Thomas Donlan of Barron’s devotes his latest editorial commentary to the push for a new American constitutional convention.

We can measure the continuing distaste and disrespect for the two and the parties by the progress of the Convention of States movement, regardless of which major candidate wins the 2016 election.

Meeting in Williamsburg, Va., a week ago, the nascent movement tried to show that a convention to propose amendments to the Constitution could be run with dignity and clarity, even though Article V of the Constitution has nothing to say about how such a convention should be organized after two-thirds of state legislatures ask for one. …
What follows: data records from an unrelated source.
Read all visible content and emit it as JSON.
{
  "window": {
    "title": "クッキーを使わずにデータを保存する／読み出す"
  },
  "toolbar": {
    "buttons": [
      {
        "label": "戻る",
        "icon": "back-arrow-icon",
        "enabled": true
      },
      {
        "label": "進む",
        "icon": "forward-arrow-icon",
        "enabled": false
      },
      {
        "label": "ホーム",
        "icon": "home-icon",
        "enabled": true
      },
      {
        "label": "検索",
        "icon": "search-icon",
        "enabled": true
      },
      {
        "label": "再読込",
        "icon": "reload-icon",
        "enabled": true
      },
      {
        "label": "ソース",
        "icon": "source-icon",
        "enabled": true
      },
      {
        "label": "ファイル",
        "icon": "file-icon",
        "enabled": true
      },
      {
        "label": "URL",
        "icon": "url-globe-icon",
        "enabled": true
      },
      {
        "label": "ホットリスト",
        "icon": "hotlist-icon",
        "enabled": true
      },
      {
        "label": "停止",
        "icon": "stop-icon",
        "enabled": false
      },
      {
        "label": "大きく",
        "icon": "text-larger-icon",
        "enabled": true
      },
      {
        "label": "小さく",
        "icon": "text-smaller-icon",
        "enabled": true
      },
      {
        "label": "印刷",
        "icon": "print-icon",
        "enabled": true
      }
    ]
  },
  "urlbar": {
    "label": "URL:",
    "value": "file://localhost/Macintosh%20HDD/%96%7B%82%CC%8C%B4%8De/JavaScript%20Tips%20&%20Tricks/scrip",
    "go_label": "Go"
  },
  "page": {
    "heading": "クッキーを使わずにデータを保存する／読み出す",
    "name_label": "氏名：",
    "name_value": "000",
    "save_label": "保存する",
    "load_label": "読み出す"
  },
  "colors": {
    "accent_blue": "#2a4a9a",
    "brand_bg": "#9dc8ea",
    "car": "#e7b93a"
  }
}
… The new movement therefore recruited 137 members of state legislatures to pretend to be delegates at a dry-run convention of the states. And the delegates earnestly drafted and presented amendments, discussing them in free and open debate.

Their decorum was intended to warm the hearts of many who believe that U.S. politicians, from top to bottom, have become too ruthless and intolerant. These delegates, however, were all on the same side in the movement to hamstring the federal government. So decorum aside, the six amendments they adopted might make most citizens’ and nearly all politicians’ blood run cold. They constitute a radical departure from the arc of U.S. history, and certainly from the path of the past 103 years.

• Requiring a two-thirds vote of Congress to approve any increase in the national debt, and ending the power of Congress to mandate spending by states or municipalities.

• Placing 12-year term limits on members of Congress.

• Limiting the powers under the constitutional clause that authorizes Congress to regulate interstate and international commerce.

• Giving Congress a right of approval of federal regulations. No regulation challenged by 25% of the members of either house would go into effect without support from majorities in both houses, and the president would have no veto against their decisions.

• Repealing the 16th Amendment, which authorized imposition of the income tax in 1913, and requiring supermajority votes for creating or raising federal taxes.

• Giving the states the power to abrogate any federal law, regulation, or executive order by votes of three-fifths of state legislatures.